Work to be completed:
Collect every line below that contains the word "Information".

=== Section Start ===

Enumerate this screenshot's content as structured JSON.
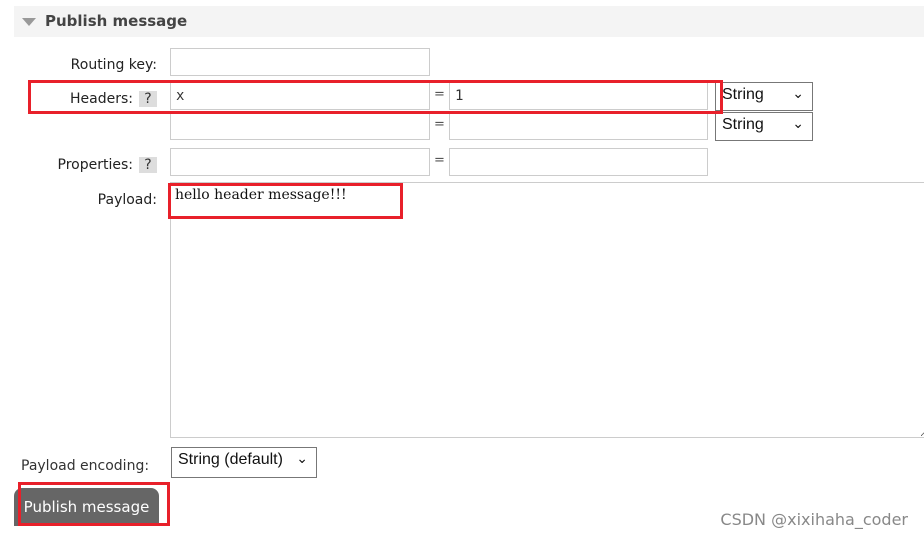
{
  "section": {
    "title": "Publish message"
  },
  "labels": {
    "routing_key": "Routing key:",
    "headers": "Headers:",
    "properties": "Properties:",
    "payload": "Payload:",
    "payload_encoding": "Payload encoding:",
    "help": "?",
    "equals": "="
  },
  "fields": {
    "routing_key": "",
    "headers": [
      {
        "key": "x",
        "value": "1",
        "type": "String"
      },
      {
        "key": "",
        "value": "",
        "type": "String"
      }
    ],
    "properties": [
      {
        "key": "",
        "value": ""
      }
    ],
    "payload": "hello header message!!!",
    "payload_encoding": "String (default)"
  },
  "buttons": {
    "publish": "Publish message"
  },
  "watermark": "CSDN @xixihaha_coder",
  "colors": {
    "annotation": "#e8202a",
    "button": "#666666"
  }
}
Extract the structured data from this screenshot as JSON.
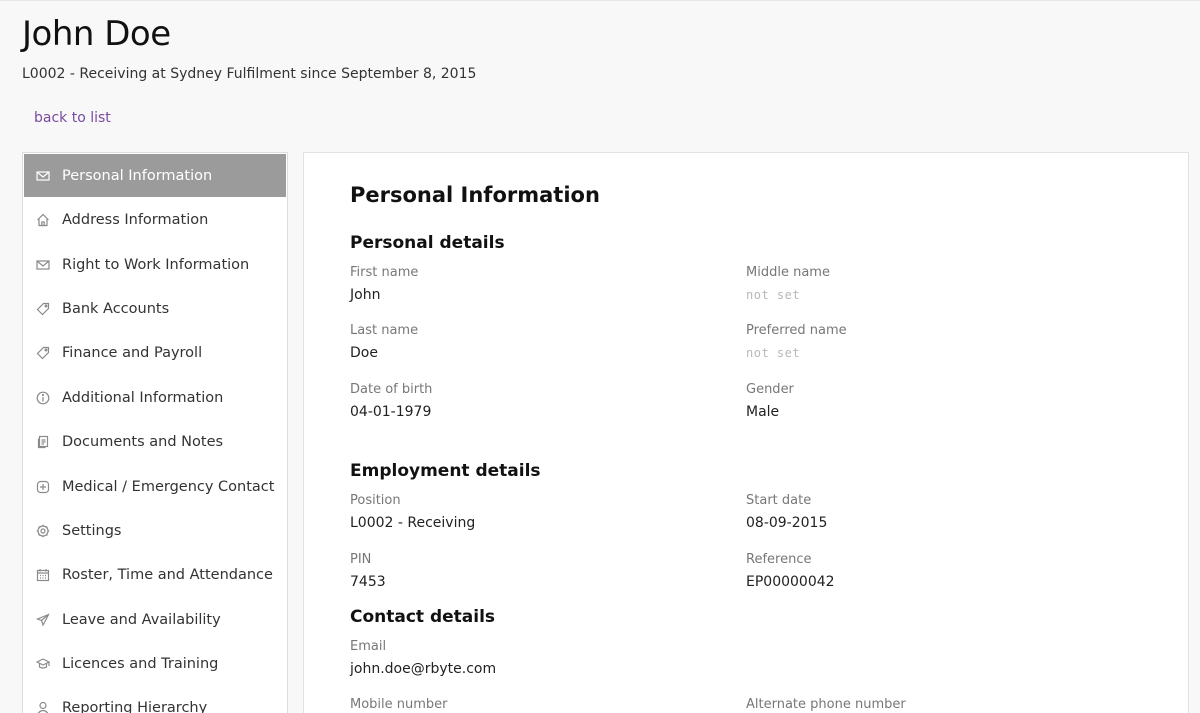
{
  "header": {
    "title": "John Doe",
    "subtitle": "L0002 - Receiving at Sydney Fulfilment since September 8, 2015",
    "back_link": "back to list"
  },
  "sidebar": {
    "items": [
      {
        "label": "Personal Information",
        "icon": "envelope-icon",
        "active": true
      },
      {
        "label": "Address Information",
        "icon": "home-icon"
      },
      {
        "label": "Right to Work Information",
        "icon": "envelope-icon"
      },
      {
        "label": "Bank Accounts",
        "icon": "tag-icon"
      },
      {
        "label": "Finance and Payroll",
        "icon": "tag-icon"
      },
      {
        "label": "Additional Information",
        "icon": "info-icon"
      },
      {
        "label": "Documents and Notes",
        "icon": "documents-icon"
      },
      {
        "label": "Medical / Emergency Contact",
        "icon": "medical-icon"
      },
      {
        "label": "Settings",
        "icon": "gear-icon"
      },
      {
        "label": "Roster, Time and Attendance",
        "icon": "calendar-icon"
      },
      {
        "label": "Leave and Availability",
        "icon": "plane-icon"
      },
      {
        "label": "Licences and Training",
        "icon": "graduation-cap-icon"
      },
      {
        "label": "Reporting Hierarchy",
        "icon": "person-icon"
      }
    ]
  },
  "main": {
    "title": "Personal Information",
    "personal": {
      "title": "Personal details",
      "first_name": {
        "label": "First name",
        "value": "John"
      },
      "middle_name": {
        "label": "Middle name",
        "value": "not set"
      },
      "last_name": {
        "label": "Last name",
        "value": "Doe"
      },
      "preferred_name": {
        "label": "Preferred name",
        "value": "not set"
      },
      "dob": {
        "label": "Date of birth",
        "value": "04-01-1979"
      },
      "gender": {
        "label": "Gender",
        "value": "Male"
      }
    },
    "employment": {
      "title": "Employment details",
      "position": {
        "label": "Position",
        "value": "L0002 - Receiving"
      },
      "start_date": {
        "label": "Start date",
        "value": "08-09-2015"
      },
      "pin": {
        "label": "PIN",
        "value": "7453"
      },
      "reference": {
        "label": "Reference",
        "value": "EP00000042"
      }
    },
    "contact": {
      "title": "Contact details",
      "email": {
        "label": "Email",
        "value": "john.doe@rbyte.com"
      },
      "mobile": {
        "label": "Mobile number"
      },
      "alt_phone": {
        "label": "Alternate phone number"
      }
    }
  },
  "colors": {
    "accent_link": "#7b4a9e",
    "active_nav": "#9b9b9b"
  }
}
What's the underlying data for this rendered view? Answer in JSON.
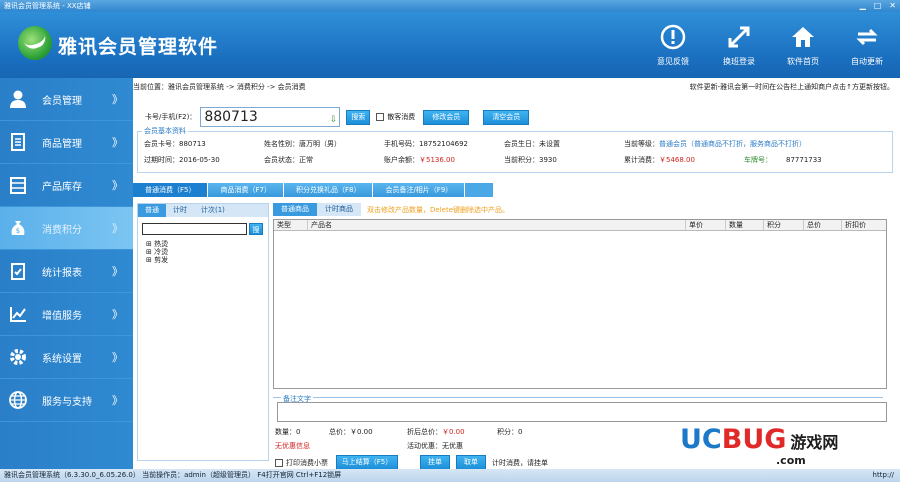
{
  "window": {
    "title": "雅讯会员管理系统 - XX店铺",
    "controls": [
      "▁",
      "□",
      "✕"
    ]
  },
  "app": {
    "title": "雅讯会员管理软件"
  },
  "header_buttons": [
    {
      "label": "意见反馈",
      "icon": "alert-icon"
    },
    {
      "label": "换班登录",
      "icon": "switch-icon"
    },
    {
      "label": "软件首页",
      "icon": "home-icon"
    },
    {
      "label": "自动更新",
      "icon": "refresh-icon"
    }
  ],
  "sidebar": {
    "items": [
      {
        "label": "会员管理",
        "icon": "user-icon"
      },
      {
        "label": "商品管理",
        "icon": "document-icon"
      },
      {
        "label": "产品库存",
        "icon": "inventory-icon"
      },
      {
        "label": "消费积分",
        "icon": "money-bag-icon",
        "active": true
      },
      {
        "label": "统计报表",
        "icon": "clipboard-icon"
      },
      {
        "label": "增值服务",
        "icon": "chart-icon"
      },
      {
        "label": "系统设置",
        "icon": "gear-icon"
      },
      {
        "label": "服务与支持",
        "icon": "globe-icon"
      }
    ],
    "arrow": "》"
  },
  "breadcrumb": "当前位置：雅讯会员管理系统 -> 消费积分 -> 会员消费",
  "notice": "软件更新-雅讯会第一时间在公告栏上通知商户点击↑方更新按钮。",
  "card": {
    "label": "卡号/手机(F2)：",
    "value": "880713",
    "search": "搜索",
    "anon_label": "散客消费",
    "edit_member": "修改会员",
    "clear_member": "清空会员"
  },
  "member": {
    "panel_title": "会员基本资料",
    "card_no_label": "会员卡号：",
    "card_no": "880713",
    "name_label": "姓名性别：",
    "name": "唐万明（男）",
    "phone_label": "手机号码：",
    "phone": "18752104692",
    "birthday_label": "会员生日：",
    "birthday": "未设置",
    "level_label": "当前等级：",
    "level": "普通会员（普通商品不打折，服务商品不打折）",
    "expire_label": "过期时间：",
    "expire": "2016-05-30",
    "status_label": "会员状态：",
    "status": "正常",
    "balance_label": "账户余额：",
    "balance": "￥5136.00",
    "points_label": "当前积分：",
    "points": "3930",
    "total_label": "累计消费：",
    "total": "￥5468.00",
    "plate_label": "车牌号：",
    "plate": "87771733"
  },
  "tabs": [
    "普通消费（F5）",
    "商品消费（F7）",
    "积分兑换礼品（F8）",
    "会员备注/相片（F9）"
  ],
  "left_tabs": [
    "普通",
    "计时",
    "计次(1)"
  ],
  "search_btn": "搜",
  "tree": [
    "热烫",
    "冷烫",
    "剪发"
  ],
  "right_tabs": [
    "普通商品",
    "计时商品"
  ],
  "hint": "双击修改产品数量，Delete键删除选中产品。",
  "grid_headers": [
    "类型",
    "产品名",
    "单价",
    "数量",
    "积分",
    "总价",
    "折扣价"
  ],
  "remark_title": "备注文字",
  "summary": {
    "qty_label": "数量：",
    "qty": "0",
    "total_label": "总价：",
    "total": "￥0.00",
    "discount_label": "折后总价：",
    "discount": "￥0.00",
    "points_label": "积分：",
    "points": "0",
    "no_discount": "无优惠信息",
    "promo_label": "活动优惠：",
    "promo": "无优惠"
  },
  "actions": {
    "print_label": "打印消费小票",
    "checkout": "马上结算（F5）",
    "hang": "挂单",
    "take": "取单",
    "timing_text": "计时消费，请挂单"
  },
  "statusbar": "雅讯会员管理系统（6.3.30.0_6.05.26.0）   当前操作员：admin（超级管理员）   F4打开官网 Ctrl+F12锁屏",
  "statusbar_right": "http://",
  "watermark": {
    "part1": "UC",
    "part2": "BUG",
    "part3": "游戏网",
    "part4": ".com"
  }
}
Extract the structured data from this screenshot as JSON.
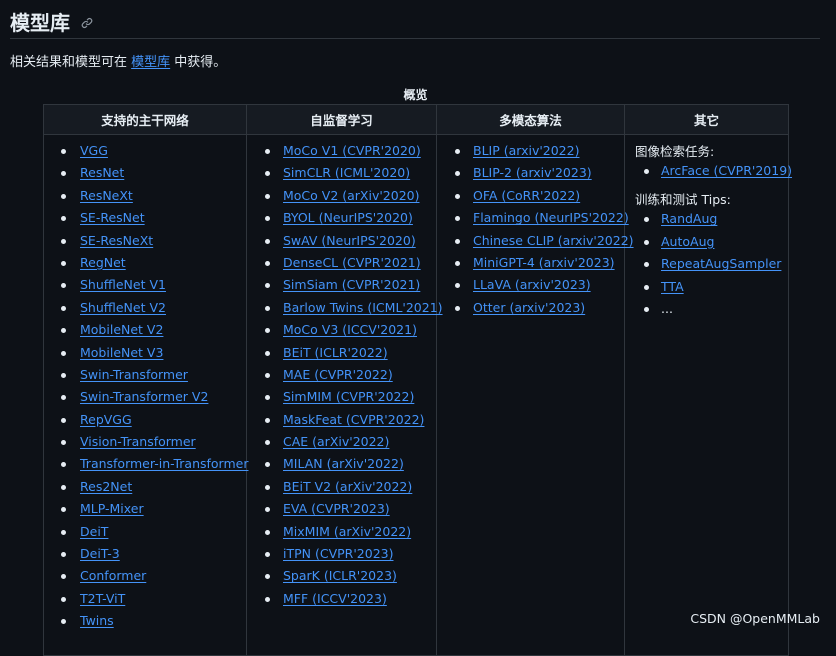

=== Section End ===

Result of the task:
        "label": "Personal Information",
        "label": "Address Information",
        "label": "Right to Work Information",
        "label": "Additional Information",
    "title": "Personal Information",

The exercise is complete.